━━ DATASET RECORDS

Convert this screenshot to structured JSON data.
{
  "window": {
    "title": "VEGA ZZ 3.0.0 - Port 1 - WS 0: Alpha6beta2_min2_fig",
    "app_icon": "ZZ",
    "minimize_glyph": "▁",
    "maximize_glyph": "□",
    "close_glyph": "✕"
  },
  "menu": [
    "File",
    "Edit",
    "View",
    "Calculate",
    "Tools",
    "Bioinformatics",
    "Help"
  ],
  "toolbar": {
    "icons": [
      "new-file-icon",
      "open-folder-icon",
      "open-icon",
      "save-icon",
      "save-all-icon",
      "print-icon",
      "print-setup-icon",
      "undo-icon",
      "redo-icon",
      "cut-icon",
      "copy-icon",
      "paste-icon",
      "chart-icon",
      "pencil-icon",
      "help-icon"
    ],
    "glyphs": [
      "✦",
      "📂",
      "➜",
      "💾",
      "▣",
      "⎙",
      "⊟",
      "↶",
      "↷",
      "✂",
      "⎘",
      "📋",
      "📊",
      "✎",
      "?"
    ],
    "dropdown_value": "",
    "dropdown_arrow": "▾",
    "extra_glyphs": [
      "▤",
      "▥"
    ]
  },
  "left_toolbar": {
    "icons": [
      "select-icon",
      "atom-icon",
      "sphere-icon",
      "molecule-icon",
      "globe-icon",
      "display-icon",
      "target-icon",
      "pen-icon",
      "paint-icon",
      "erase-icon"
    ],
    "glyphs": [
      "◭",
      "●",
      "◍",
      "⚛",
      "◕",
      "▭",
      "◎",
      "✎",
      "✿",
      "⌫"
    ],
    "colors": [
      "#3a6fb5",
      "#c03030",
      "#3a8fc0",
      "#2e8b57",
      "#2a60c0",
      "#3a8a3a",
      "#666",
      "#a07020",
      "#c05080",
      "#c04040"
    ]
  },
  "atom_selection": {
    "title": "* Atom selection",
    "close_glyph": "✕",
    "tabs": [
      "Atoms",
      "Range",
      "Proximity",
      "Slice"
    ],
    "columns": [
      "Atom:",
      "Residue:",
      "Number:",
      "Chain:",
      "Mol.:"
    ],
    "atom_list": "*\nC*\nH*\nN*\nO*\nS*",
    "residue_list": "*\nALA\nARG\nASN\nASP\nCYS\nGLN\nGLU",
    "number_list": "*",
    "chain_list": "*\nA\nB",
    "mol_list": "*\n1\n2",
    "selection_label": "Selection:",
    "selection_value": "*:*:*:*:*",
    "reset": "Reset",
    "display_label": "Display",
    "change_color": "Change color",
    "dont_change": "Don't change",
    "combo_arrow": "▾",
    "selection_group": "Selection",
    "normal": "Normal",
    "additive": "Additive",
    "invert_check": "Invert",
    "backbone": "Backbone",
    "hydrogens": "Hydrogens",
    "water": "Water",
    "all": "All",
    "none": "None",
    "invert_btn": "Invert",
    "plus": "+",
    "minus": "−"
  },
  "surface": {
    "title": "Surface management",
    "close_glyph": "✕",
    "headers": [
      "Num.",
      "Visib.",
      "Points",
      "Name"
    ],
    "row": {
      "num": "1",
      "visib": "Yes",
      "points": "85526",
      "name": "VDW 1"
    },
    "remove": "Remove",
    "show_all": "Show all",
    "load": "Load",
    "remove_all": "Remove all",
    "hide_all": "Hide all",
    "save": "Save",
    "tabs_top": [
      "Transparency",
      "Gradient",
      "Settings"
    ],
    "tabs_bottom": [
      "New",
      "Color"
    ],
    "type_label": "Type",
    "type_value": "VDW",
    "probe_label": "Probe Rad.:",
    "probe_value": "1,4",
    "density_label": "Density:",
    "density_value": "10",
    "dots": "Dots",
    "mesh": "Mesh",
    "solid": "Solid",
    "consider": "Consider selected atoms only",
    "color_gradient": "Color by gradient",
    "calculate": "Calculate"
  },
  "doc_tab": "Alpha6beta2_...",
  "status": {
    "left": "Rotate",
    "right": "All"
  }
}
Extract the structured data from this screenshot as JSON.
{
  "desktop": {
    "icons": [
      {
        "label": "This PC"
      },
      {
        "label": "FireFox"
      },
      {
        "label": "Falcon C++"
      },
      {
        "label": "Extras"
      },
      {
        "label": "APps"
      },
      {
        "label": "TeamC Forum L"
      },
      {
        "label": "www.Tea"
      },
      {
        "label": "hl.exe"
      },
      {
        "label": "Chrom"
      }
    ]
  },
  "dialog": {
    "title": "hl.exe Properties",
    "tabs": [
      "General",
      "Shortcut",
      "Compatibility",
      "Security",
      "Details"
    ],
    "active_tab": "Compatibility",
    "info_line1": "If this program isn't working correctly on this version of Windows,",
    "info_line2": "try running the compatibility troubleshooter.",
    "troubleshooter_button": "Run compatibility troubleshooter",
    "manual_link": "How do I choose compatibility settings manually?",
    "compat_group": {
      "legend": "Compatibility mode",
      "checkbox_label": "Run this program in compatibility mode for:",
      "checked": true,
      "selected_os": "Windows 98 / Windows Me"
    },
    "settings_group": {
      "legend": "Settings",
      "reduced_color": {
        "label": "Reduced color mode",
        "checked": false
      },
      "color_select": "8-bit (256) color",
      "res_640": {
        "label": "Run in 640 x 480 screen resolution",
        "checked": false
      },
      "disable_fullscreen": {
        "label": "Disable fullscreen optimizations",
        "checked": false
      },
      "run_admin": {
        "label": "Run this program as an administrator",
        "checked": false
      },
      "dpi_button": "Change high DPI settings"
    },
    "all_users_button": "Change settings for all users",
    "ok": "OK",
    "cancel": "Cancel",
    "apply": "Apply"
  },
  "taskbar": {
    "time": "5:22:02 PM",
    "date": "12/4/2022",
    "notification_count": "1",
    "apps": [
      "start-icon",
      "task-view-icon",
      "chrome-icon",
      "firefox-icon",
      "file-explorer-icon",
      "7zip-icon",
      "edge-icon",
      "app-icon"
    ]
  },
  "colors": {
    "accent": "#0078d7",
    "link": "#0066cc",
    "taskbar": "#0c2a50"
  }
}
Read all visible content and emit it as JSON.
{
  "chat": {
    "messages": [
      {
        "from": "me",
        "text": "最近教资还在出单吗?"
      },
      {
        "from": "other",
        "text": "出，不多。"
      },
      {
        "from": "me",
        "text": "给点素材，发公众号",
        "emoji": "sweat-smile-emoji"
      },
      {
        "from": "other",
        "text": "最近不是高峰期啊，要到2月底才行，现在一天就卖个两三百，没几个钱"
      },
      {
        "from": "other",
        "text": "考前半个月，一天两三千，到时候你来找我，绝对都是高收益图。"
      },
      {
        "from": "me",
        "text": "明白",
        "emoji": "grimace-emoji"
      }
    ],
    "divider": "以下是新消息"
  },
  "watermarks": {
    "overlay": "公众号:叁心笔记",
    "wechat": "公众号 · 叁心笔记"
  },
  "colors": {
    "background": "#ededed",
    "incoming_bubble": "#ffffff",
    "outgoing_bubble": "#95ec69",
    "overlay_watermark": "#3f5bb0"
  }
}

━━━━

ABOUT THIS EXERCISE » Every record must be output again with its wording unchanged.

EXERCISE SOLUTION »
Convert this screenshot to structured JSON data.
{
  "window": {
    "title": "VEGA ZZ 3.0.0 - Port 1 - WS 0: Alpha6beta2_min2_fig",
    "app_icon": "ZZ",
    "minimize_glyph": "▁",
    "maximize_glyph": "□",
    "close_glyph": "✕"
  },
  "menu": [
    "File",
    "Edit",
    "View",
    "Calculate",
    "Tools",
    "Bioinformatics",
    "Help"
  ],
  "toolbar": {
    "icons": [
      "new-file-icon",
      "open-folder-icon",
      "open-icon",
      "save-icon",
      "save-all-icon",
      "print-icon",
      "print-setup-icon",
      "undo-icon",
      "redo-icon",
      "cut-icon",
      "copy-icon",
      "paste-icon",
      "chart-icon",
      "pencil-icon",
      "help-icon"
    ],
    "glyphs": [
      "✦",
      "📂",
      "➜",
      "💾",
      "▣",
      "⎙",
      "⊟",
      "↶",
      "↷",
      "✂",
      "⎘",
      "📋",
      "📊",
      "✎",
      "?"
    ],
    "dropdown_value": "",
    "dropdown_arrow": "▾",
    "extra_glyphs": [
      "▤",
      "▥"
    ]
  },
  "left_toolbar": {
    "icons": [
      "select-icon",
      "atom-icon",
      "sphere-icon",
      "molecule-icon",
      "globe-icon",
      "display-icon",
      "target-icon",
      "pen-icon",
      "paint-icon",
      "erase-icon"
    ],
    "glyphs": [
      "◭",
      "●",
      "◍",
      "⚛",
      "◕",
      "▭",
      "◎",
      "✎",
      "✿",
      "⌫"
    ],
    "colors": [
      "#3a6fb5",
      "#c03030",
      "#3a8fc0",
      "#2e8b57",
      "#2a60c0",
      "#3a8a3a",
      "#666",
      "#a07020",
      "#c05080",
      "#c04040"
    ]
  },
  "atom_selection": {
    "title": "* Atom selection",
    "close_glyph": "✕",
    "tabs": [
      "Atoms",
      "Range",
      "Proximity",
      "Slice"
    ],
    "columns": [
      "Atom:",
      "Residue:",
      "Number:",
      "Chain:",
      "Mol.:"
    ],
    "atom_list": "*\nC*\nH*\nN*\nO*\nS*",
    "residue_list": "*\nALA\nARG\nASN\nASP\nCYS\nGLN\nGLU",
    "number_list": "*",
    "chain_list": "*\nA\nB",
    "mol_list": "*\n1\n2",
    "selection_label": "Selection:",
    "selection_value": "*:*:*:*:*",
    "reset": "Reset",
    "display_label": "Display",
    "change_color": "Change color",
    "dont_change": "Don't change",
    "combo_arrow": "▾",
    "selection_group": "Selection",
    "normal": "Normal",
    "additive": "Additive",
    "invert_check": "Invert",
    "backbone": "Backbone",
    "hydrogens": "Hydrogens",
    "water": "Water",
    "all": "All",
    "none": "None",
    "invert_btn": "Invert",
    "plus": "+",
    "minus": "−"
  },
  "surface": {
    "title": "Surface management",
    "close_glyph": "✕",
    "headers": [
      "Num.",
      "Visib.",
      "Points",
      "Name"
    ],
    "row": {
      "num": "1",
      "visib": "Yes",
      "points": "85526",
      "name": "VDW 1"
    },
    "remove": "Remove",
    "show_all": "Show all",
    "load": "Load",
    "remove_all": "Remove all",
    "hide_all": "Hide all",
    "save": "Save",
    "tabs_top": [
      "Transparency",
      "Gradient",
      "Settings"
    ],
    "tabs_bottom": [
      "New",
      "Color"
    ],
    "type_label": "Type",
    "type_value": "VDW",
    "probe_label": "Probe Rad.:",
    "probe_value": "1,4",
    "density_label": "Density:",
    "density_value": "10",
    "dots": "Dots",
    "mesh": "Mesh",
    "solid": "Solid",
    "consider": "Consider selected atoms only",
    "color_gradient": "Color by gradient",
    "calculate": "Calculate"
  },
  "doc_tab": "Alpha6beta2_...",
  "status": {
    "left": "Rotate",
    "right": "All"
  }
}
Extract the structured data from this screenshot as JSON.
{
  "desktop": {
    "icons": [
      {
        "label": "This PC"
      },
      {
        "label": "FireFox"
      },
      {
        "label": "Falcon C++"
      },
      {
        "label": "Extras"
      },
      {
        "label": "APps"
      },
      {
        "label": "TeamC Forum L"
      },
      {
        "label": "www.Tea"
      },
      {
        "label": "hl.exe"
      },
      {
        "label": "Chrom"
      }
    ]
  },
  "dialog": {
    "title": "hl.exe Properties",
    "tabs": [
      "General",
      "Shortcut",
      "Compatibility",
      "Security",
      "Details"
    ],
    "active_tab": "Compatibility",
    "info_line1": "If this program isn't working correctly on this version of Windows,",
    "info_line2": "try running the compatibility troubleshooter.",
    "troubleshooter_button": "Run compatibility troubleshooter",
    "manual_link": "How do I choose compatibility settings manually?",
    "compat_group": {
      "legend": "Compatibility mode",
      "checkbox_label": "Run this program in compatibility mode for:",
      "checked": true,
      "selected_os": "Windows 98 / Windows Me"
    },
    "settings_group": {
      "legend": "Settings",
      "reduced_color": {
        "label": "Reduced color mode",
        "checked": false
      },
      "color_select": "8-bit (256) color",
      "res_640": {
        "label": "Run in 640 x 480 screen resolution",
        "checked": false
      },
      "disable_fullscreen": {
        "label": "Disable fullscreen optimizations",
        "checked": false
      },
      "run_admin": {
        "label": "Run this program as an administrator",
        "checked": false
      },
      "dpi_button": "Change high DPI settings"
    },
    "all_users_button": "Change settings for all users",
    "ok": "OK",
    "cancel": "Cancel",
    "apply": "Apply"
  },
  "taskbar": {
    "time": "5:22:02 PM",
    "date": "12/4/2022",
    "notification_count": "1",
    "apps": [
      "start-icon",
      "task-view-icon",
      "chrome-icon",
      "firefox-icon",
      "file-explorer-icon",
      "7zip-icon",
      "edge-icon",
      "app-icon"
    ]
  },
  "colors": {
    "accent": "#0078d7",
    "link": "#0066cc",
    "taskbar": "#0c2a50"
  }
}
Read all visible content and emit it as JSON.
{
  "chat": {
    "messages": [
      {
        "from": "me",
        "text": "最近教资还在出单吗?"
      },
      {
        "from": "other",
        "text": "出，不多。"
      },
      {
        "from": "me",
        "text": "给点素材，发公众号",
        "emoji": "sweat-smile-emoji"
      },
      {
        "from": "other",
        "text": "最近不是高峰期啊，要到2月底才行，现在一天就卖个两三百，没几个钱"
      },
      {
        "from": "other",
        "text": "考前半个月，一天两三千，到时候你来找我，绝对都是高收益图。"
      },
      {
        "from": "me",
        "text": "明白",
        "emoji": "grimace-emoji"
      }
    ],
    "divider": "以下是新消息"
  },
  "watermarks": {
    "overlay": "公众号:叁心笔记",
    "wechat": "公众号 · 叁心笔记"
  },
  "colors": {
    "background": "#ededed",
    "incoming_bubble": "#ffffff",
    "outgoing_bubble": "#95ec69",
    "overlay_watermark": "#3f5bb0"
  }
}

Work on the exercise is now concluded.